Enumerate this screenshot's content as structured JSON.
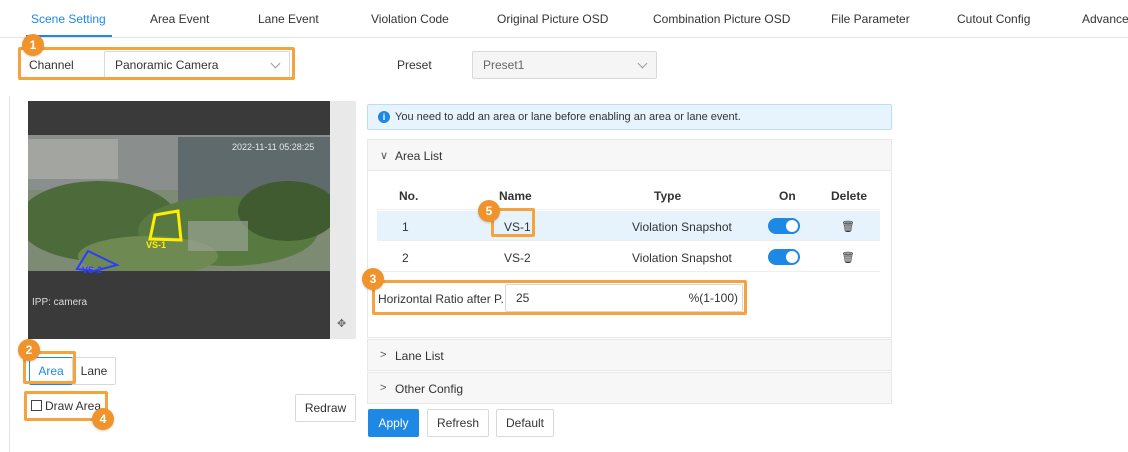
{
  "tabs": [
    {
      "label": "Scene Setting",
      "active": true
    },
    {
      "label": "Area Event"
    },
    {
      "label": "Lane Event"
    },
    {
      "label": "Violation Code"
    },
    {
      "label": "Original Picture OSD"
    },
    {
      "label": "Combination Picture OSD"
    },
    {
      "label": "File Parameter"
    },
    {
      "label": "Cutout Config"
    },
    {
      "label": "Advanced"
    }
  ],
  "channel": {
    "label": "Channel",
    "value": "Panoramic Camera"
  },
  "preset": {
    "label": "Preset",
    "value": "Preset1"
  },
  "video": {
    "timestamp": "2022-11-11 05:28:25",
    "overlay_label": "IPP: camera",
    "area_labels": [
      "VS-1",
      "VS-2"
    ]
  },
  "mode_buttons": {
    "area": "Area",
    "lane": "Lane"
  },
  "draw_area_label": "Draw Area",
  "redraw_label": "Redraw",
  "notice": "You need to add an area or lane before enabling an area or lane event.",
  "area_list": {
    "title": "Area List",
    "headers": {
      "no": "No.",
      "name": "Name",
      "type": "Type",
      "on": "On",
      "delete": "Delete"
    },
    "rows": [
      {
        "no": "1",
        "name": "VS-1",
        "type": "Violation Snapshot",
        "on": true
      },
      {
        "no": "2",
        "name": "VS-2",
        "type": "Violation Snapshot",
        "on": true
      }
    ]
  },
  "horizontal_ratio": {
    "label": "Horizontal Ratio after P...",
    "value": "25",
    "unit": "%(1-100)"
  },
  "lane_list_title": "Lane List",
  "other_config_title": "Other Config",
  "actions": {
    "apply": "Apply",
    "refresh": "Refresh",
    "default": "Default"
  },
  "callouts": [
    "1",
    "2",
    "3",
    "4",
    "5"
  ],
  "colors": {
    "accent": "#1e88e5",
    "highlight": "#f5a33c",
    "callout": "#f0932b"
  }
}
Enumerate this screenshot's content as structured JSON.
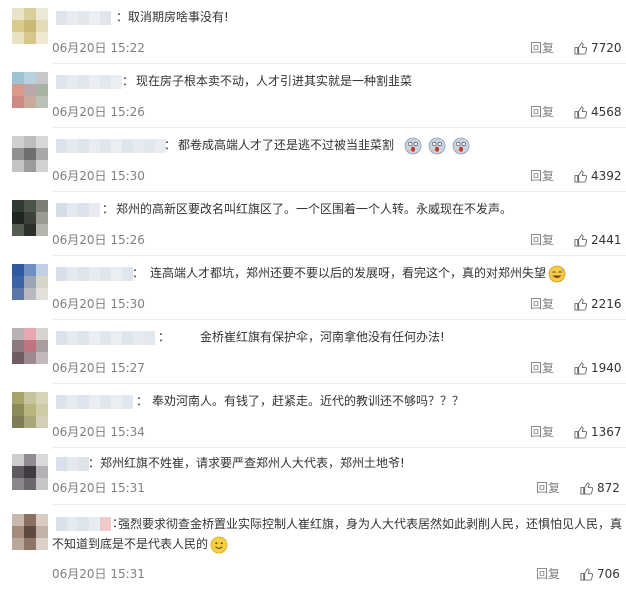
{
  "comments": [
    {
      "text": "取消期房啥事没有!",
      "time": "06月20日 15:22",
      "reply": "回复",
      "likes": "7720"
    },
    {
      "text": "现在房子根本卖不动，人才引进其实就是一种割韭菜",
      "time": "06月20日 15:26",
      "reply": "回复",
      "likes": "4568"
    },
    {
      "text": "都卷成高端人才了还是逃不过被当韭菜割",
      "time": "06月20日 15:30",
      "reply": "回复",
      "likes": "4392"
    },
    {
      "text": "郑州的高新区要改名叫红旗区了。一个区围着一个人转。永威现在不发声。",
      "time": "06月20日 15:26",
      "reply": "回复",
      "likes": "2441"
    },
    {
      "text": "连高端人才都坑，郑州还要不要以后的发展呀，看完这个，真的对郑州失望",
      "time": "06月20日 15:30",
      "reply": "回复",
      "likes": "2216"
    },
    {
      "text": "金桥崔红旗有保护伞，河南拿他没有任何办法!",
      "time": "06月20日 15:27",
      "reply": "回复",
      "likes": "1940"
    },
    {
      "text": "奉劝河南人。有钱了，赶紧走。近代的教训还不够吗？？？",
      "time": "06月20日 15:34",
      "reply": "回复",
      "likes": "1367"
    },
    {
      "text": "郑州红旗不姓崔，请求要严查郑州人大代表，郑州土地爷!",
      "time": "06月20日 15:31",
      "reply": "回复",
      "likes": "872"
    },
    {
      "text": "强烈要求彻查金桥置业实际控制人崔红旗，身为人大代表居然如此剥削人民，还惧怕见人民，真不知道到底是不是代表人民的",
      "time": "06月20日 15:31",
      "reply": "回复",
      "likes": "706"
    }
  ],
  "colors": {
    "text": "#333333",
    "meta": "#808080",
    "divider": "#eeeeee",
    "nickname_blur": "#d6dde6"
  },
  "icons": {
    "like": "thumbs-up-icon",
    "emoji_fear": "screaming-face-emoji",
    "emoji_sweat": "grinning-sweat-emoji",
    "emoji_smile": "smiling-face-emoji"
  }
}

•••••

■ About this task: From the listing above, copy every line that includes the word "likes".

■ Result for this task:
      "likes": "7720"
      "likes": "4568"
      "likes": "4392"
      "likes": "2441"
      "likes": "2216"
      "likes": "1940"
      "likes": "1367"
      "likes": "872"
      "likes": "706"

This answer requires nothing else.